– The results indicate big new deforestation hotspots are opening up in Peru and Bolivia, likely caused by industrial agriculture.
– The researchers found 34 percent of forest loss patches in the Brazilian Amazon were smaller than 6.25 hectares, which is the smallest size detectable by the Brazilian government’s deforestation monitoring system.
– The researchers say higher-resolution monitoring systems are needed to combat the rising tide of small-scale deforestation.

In other news: Environmental stories from around the web, February 2, 2018 by [02/02/2018]

– There are many important conservation and environmental stories Mongabay isn’t able to cover.
– Here’s a digest of some of the significant developments from the week.
– If you think we’ve missed something, feel free to add it in the comments.

Indonesian palm, pulp companies commit to peatland restoration by Hans Nicholas Jong [02/02/2018]

– Some 125 palm oil and pulp companies have committed to restoring a combined 14,000 square kilometers (5,400 square miles) of degraded peatlands that fall within their leases over the next eight years.
– The move is part of government-driven efforts to prevent a repeat of the massive land and forest fires that flared up in 2015, largely as a result of peatlands being drained for planting and rendered highly combustible.
– At the heart of the rehabilitation work is the extensive blocking of drainage canals, which aims to restore moisture to the peat soil.

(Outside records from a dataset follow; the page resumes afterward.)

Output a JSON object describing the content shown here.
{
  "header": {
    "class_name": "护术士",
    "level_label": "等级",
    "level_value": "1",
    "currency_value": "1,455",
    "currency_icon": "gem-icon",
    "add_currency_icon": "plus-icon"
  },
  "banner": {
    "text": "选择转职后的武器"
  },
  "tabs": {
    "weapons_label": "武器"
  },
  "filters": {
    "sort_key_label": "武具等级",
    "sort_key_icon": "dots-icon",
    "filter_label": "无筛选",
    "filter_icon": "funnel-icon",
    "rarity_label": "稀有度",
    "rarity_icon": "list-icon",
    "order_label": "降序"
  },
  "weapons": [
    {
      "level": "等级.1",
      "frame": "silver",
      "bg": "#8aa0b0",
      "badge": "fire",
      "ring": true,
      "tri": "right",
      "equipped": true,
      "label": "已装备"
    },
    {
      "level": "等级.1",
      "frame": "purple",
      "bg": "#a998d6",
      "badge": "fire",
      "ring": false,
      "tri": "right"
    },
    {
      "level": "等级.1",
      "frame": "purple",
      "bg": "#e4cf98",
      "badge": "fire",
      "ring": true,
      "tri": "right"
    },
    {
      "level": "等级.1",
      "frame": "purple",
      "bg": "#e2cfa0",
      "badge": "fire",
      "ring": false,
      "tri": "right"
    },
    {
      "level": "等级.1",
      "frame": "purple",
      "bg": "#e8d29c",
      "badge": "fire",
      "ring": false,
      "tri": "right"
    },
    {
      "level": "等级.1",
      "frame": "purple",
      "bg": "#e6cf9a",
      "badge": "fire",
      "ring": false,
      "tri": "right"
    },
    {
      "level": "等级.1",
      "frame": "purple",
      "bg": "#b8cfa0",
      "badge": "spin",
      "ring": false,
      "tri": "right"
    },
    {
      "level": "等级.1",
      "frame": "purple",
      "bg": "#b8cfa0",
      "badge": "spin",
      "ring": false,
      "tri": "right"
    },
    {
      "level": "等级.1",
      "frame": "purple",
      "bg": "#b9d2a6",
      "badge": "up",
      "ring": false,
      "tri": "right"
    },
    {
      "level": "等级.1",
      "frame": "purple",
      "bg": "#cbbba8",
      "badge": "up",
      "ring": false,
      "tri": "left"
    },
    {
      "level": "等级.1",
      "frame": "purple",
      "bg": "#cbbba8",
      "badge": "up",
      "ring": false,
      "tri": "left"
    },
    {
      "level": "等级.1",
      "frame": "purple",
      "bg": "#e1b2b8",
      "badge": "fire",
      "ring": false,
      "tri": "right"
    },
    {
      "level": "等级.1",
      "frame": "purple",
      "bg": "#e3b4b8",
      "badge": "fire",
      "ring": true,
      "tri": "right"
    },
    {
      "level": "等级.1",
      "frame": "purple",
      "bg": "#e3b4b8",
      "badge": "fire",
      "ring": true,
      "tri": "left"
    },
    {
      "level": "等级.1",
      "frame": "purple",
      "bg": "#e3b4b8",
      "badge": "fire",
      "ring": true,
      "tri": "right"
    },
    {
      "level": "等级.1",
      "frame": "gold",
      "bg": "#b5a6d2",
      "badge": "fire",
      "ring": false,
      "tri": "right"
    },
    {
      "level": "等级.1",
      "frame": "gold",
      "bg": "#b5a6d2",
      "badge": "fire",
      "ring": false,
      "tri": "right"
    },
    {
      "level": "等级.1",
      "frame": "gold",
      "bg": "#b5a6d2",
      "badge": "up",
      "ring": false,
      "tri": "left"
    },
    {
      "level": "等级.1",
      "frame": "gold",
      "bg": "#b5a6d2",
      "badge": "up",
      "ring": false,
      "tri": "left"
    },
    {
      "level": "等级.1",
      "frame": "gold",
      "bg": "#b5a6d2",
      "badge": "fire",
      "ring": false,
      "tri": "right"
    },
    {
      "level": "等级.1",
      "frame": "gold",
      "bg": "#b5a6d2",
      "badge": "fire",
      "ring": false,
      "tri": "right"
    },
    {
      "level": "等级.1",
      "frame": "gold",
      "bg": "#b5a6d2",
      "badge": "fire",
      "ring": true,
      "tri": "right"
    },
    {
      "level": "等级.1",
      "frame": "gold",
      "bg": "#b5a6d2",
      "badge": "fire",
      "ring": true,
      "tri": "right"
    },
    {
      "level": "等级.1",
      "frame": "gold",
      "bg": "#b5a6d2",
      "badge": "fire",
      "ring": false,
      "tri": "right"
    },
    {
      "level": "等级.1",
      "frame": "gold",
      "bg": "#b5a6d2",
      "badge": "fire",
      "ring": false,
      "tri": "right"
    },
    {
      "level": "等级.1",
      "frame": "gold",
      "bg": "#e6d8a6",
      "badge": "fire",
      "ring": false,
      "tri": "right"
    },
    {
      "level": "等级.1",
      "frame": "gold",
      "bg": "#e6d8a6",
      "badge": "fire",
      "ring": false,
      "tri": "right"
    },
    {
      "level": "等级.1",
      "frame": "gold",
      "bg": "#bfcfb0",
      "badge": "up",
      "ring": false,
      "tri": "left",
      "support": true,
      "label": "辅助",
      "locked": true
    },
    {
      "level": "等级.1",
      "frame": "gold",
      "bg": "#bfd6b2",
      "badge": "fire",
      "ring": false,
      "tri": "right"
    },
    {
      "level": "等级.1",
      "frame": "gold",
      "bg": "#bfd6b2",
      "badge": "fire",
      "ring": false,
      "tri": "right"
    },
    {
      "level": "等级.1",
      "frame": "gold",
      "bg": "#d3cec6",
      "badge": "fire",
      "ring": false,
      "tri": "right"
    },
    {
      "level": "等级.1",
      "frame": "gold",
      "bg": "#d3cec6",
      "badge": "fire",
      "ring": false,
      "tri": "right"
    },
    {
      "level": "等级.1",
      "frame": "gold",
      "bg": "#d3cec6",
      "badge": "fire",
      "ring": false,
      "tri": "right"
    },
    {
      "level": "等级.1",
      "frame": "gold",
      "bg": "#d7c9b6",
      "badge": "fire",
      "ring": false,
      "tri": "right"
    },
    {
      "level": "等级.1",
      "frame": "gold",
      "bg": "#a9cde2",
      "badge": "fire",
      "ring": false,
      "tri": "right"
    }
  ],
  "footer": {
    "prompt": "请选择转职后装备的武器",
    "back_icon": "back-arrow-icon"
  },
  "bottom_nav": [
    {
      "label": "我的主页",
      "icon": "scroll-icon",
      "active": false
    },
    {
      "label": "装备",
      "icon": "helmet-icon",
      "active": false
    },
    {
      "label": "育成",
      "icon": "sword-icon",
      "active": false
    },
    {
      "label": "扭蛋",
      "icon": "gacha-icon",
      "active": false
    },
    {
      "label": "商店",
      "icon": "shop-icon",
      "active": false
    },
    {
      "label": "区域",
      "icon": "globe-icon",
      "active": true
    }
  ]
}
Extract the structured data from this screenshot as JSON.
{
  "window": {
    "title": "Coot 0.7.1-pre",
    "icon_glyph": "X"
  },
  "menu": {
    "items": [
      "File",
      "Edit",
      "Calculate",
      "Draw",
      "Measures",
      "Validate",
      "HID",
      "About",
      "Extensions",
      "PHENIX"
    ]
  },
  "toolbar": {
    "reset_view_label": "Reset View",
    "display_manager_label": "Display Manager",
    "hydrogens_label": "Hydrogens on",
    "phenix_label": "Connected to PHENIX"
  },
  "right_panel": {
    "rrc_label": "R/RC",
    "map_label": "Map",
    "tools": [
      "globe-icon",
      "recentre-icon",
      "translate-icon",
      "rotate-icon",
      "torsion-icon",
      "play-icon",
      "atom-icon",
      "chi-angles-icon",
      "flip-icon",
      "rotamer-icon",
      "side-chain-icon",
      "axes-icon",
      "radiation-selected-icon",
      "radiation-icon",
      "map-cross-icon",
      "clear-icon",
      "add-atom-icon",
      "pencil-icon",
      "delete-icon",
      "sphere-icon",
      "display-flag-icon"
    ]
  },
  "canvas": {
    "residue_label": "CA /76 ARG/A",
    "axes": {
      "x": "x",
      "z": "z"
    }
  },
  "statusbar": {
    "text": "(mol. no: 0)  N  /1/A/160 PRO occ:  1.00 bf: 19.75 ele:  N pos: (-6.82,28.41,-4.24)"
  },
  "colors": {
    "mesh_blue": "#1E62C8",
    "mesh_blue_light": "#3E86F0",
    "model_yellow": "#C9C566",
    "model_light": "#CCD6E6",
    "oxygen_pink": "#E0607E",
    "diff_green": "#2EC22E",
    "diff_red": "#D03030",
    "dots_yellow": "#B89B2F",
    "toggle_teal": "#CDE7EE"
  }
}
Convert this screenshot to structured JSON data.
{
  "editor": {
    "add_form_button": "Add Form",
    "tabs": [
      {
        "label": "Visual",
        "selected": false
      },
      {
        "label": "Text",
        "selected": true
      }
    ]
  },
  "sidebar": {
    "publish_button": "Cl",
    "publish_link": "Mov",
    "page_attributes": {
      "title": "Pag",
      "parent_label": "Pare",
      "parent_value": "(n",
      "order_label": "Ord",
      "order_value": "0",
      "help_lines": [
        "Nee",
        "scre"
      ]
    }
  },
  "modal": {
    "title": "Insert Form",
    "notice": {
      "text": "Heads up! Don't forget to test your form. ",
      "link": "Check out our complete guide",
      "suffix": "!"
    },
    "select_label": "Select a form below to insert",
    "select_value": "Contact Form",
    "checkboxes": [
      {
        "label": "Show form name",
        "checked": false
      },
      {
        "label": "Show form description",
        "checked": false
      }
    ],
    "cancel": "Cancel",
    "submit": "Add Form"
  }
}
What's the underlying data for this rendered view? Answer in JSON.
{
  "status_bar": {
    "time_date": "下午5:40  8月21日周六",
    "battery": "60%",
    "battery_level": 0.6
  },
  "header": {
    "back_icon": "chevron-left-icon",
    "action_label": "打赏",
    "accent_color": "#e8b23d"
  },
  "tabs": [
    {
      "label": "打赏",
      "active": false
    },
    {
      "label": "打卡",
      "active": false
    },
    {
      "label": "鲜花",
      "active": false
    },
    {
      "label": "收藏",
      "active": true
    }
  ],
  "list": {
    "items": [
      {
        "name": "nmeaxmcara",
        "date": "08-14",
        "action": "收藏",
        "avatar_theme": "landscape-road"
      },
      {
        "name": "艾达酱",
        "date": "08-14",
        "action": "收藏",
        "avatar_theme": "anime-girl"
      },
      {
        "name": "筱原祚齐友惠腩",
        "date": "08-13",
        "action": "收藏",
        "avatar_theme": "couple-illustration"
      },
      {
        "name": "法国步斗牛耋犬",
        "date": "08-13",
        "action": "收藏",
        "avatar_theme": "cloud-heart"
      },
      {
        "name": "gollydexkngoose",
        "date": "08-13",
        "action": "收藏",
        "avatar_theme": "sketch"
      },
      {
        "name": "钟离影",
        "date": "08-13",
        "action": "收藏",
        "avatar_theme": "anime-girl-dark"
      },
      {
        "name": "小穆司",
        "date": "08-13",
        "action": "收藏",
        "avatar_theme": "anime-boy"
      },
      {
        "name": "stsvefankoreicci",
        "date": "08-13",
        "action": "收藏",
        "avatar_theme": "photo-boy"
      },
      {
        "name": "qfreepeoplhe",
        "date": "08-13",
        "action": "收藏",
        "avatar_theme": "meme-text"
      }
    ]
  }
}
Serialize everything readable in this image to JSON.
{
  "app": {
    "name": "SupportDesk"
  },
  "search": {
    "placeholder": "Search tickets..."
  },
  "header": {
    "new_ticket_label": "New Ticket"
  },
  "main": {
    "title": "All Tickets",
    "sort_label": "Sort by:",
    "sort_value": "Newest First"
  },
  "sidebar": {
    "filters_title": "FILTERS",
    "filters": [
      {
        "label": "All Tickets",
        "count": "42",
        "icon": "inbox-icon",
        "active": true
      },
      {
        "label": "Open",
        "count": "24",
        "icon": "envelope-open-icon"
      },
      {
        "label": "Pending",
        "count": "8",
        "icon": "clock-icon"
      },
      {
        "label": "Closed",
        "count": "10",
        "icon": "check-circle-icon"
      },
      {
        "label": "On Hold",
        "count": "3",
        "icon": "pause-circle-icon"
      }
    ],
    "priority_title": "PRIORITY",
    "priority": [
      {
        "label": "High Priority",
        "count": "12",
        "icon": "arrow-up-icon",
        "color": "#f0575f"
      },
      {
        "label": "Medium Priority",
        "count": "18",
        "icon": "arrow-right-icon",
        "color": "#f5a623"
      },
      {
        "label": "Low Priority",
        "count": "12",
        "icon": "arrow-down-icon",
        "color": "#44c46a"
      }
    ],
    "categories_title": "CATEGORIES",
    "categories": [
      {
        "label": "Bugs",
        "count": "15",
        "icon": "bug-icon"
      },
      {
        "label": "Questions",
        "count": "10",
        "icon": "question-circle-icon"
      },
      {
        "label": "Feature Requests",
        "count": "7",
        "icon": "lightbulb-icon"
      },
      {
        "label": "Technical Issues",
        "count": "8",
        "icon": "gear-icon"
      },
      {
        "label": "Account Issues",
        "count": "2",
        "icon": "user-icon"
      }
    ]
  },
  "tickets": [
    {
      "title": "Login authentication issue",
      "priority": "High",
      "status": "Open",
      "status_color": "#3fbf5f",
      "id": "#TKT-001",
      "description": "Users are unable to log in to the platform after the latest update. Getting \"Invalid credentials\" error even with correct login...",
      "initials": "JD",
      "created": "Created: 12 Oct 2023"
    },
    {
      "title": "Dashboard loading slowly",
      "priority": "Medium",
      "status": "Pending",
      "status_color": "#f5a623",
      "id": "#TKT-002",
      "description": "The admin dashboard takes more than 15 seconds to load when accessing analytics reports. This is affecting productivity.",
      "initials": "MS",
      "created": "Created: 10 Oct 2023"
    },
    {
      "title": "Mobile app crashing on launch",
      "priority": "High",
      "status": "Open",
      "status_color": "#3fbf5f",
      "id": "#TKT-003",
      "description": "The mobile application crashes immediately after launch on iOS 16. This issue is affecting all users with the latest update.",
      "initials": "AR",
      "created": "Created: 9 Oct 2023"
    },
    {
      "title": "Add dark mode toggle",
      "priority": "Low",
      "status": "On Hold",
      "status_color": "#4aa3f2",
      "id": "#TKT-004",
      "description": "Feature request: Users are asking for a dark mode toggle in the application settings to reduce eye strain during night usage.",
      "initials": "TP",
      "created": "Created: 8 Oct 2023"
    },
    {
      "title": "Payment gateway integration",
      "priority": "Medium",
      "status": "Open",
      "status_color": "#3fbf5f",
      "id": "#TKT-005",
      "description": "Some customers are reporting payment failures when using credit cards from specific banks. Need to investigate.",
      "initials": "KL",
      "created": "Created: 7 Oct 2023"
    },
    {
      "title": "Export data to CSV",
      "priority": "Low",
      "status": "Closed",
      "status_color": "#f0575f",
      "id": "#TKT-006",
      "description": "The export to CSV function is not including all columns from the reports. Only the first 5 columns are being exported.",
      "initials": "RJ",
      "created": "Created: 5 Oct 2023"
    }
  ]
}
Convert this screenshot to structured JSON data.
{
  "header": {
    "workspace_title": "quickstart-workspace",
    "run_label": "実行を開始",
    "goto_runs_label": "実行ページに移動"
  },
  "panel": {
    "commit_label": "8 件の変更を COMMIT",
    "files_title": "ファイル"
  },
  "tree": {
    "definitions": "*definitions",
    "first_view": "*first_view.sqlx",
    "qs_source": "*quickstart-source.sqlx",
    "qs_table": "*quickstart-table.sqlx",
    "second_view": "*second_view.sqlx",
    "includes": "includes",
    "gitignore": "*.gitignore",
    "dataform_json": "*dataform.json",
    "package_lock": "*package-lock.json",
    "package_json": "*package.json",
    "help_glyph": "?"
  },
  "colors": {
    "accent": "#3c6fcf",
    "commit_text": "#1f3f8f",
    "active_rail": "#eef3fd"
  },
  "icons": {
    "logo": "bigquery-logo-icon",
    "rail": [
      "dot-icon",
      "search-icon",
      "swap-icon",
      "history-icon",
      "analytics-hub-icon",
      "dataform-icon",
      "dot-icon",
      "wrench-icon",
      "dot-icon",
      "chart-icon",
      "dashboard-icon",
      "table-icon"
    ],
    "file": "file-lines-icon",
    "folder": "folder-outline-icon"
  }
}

Indonesian rubber farmers charged in gruesome killing of Bornean orangutan by Basten Gokkon [02/02/2018]

– Police in Indonesia have arrested two rubber farmers for allegedly shooting and beheading a Bornean orangutan whose body was discovered last month in a river.
– The suspects claimed they killed the animal in self-defense, saying it attacked them after encroaching on their farm.
– Wildlife conservation activists have lauded the police’s determination to catch the perpetrators and have called on the courts to be just as strict in trying them.
– Warning: Some photos may be disturbing or graphic.


Venezuela: can a failing state protect its environment and its people? by Glenn Scherer [02/01/2018]

Corals thrive on remotest islands in the Galápagos by Greg Asner and Clare LeDuff [01/31/2018]

Mega developments set to transform a tranquil Cambodian bay by Matt Blomberg [01/31/2018]

Fang trafficking to China is putting Bolivia’s jaguars in jeopardy by Roberto Navia [01/26/2018]